Today I have been sorting through the photos I took while we were in Hong Kong and loaded up an album on Facebook. It’s a very photogenic place; whether that has any connection with the vast number of camera shops, I’m not sure. Hong Kong is a place of contrasts, and the juxtaposition of old and new, trees and concrete, sea and highrise offices makes for some interesting compositions. It is also a colourful place, particularly at this time of the year, with market stalls heaving with decorations for Chinese New Year and malls, shops and offices decorated in anticipation of the festival.
While we were there, we made the effort to visit a number of the ‘must see’ tourist sights – taking the tram to the Peak, riding on the Star Ferry, standing with the crowds on the Harbour View Promenade for the ‘Symphony of Lights’ show. But there was lots we didn’t see – Ocean Park and a daytrip to Macau will have to wait for a future visit.

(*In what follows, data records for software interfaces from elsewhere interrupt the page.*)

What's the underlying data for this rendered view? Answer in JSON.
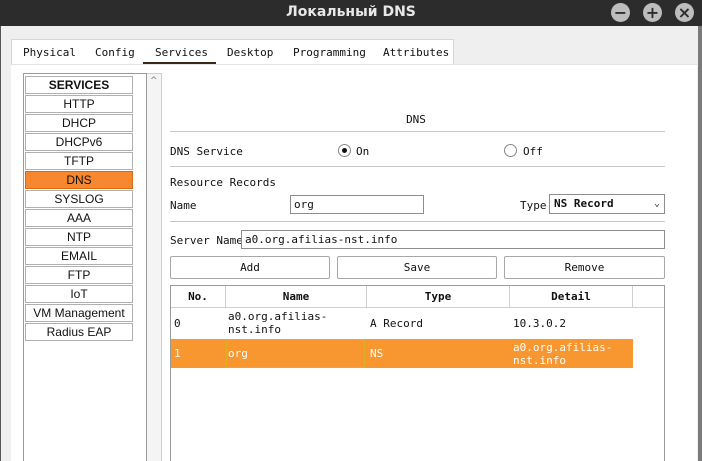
{
  "window": {
    "title": "Локальный DNS",
    "controls": {
      "minimize": "−",
      "maximize": "+",
      "close": "×"
    }
  },
  "tabs": [
    {
      "label": "Physical"
    },
    {
      "label": "Config"
    },
    {
      "label": "Services",
      "active": true
    },
    {
      "label": "Desktop"
    },
    {
      "label": "Programming"
    },
    {
      "label": "Attributes"
    }
  ],
  "sidebar": {
    "header": "SERVICES",
    "items": [
      {
        "label": "HTTP"
      },
      {
        "label": "DHCP"
      },
      {
        "label": "DHCPv6"
      },
      {
        "label": "TFTP"
      },
      {
        "label": "DNS",
        "active": true
      },
      {
        "label": "SYSLOG"
      },
      {
        "label": "AAA"
      },
      {
        "label": "NTP"
      },
      {
        "label": "EMAIL"
      },
      {
        "label": "FTP"
      },
      {
        "label": "IoT"
      },
      {
        "label": "VM Management"
      },
      {
        "label": "Radius EAP"
      }
    ],
    "scroll_arrow": "^"
  },
  "dns": {
    "title": "DNS",
    "service_label": "DNS Service",
    "on_label": "On",
    "off_label": "Off",
    "service_state": "On",
    "resource_records_label": "Resource Records",
    "name_label": "Name",
    "name_value": "org",
    "type_label": "Type",
    "type_value": "NS Record",
    "server_name_label": "Server Name",
    "server_name_value": "a0.org.afilias-nst.info",
    "add_label": "Add",
    "save_label": "Save",
    "remove_label": "Remove"
  },
  "table": {
    "columns": [
      "No.",
      "Name",
      "Type",
      "Detail"
    ],
    "rows": [
      {
        "no": "0",
        "name_line1": "a0.org.afilias-",
        "name_line2": "nst.info",
        "type": "A Record",
        "detail_line1": "10.3.0.2",
        "detail_line2": ""
      },
      {
        "no": "1",
        "name_line1": "org",
        "name_line2": "",
        "type": "NS",
        "detail_line1": "a0.org.afilias-",
        "detail_line2": "nst.info",
        "selected": true
      }
    ]
  },
  "colors": {
    "accent": "#f7882f",
    "selected_row": "#f8962f",
    "titlebar": "#2c2c2c"
  }
}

We’re all just as interested as soaking in the atmosphere of the place, whether it is the shopping centres and malls, the old street markets dotted around Hong Kong Island, or enjoying a stroll round Kowloon Park.
So it was interesting to meet and talk with friends and acquaintances living in Hong Kong about their experiences of the city: Sue, who works in Hong Kong Central but has found a quiet escape living on car-less Lamma Island and travels to work on the ferry; Karen, who works long hours for an investment bank and is originally from Shanghai, and therefore a Mandarin-speaker in this centre of Cantonese culture; Marie, the daughter-in-law of a Filipino friend of ours, who works as a housekeeper and who for most of the year lives apart from her husband and family in the Philippines.
Mary Ann and I also had an interesting visit to the Methodist International Church (formerly the English-speaking Methodist Church) where we met the minister John Illsley. The recent story of MIC-HK is a fascinating tale of growth, as an English-speaking congregation of 20 or so has increased to 400 and the work amongst Filipinos has grown to such an extent that they have had to move off site for worship, with an attendance of some 700. We talked about the challenges of urban ministry and (of course) church politics. It’s a shame that we weren’t around over the weekend, as it would have been interesting to be part of the worshipping congregation, but this too will have to wait for a future visit.
It is an old cliche, but travelling really is about meeting people, not just seeing places.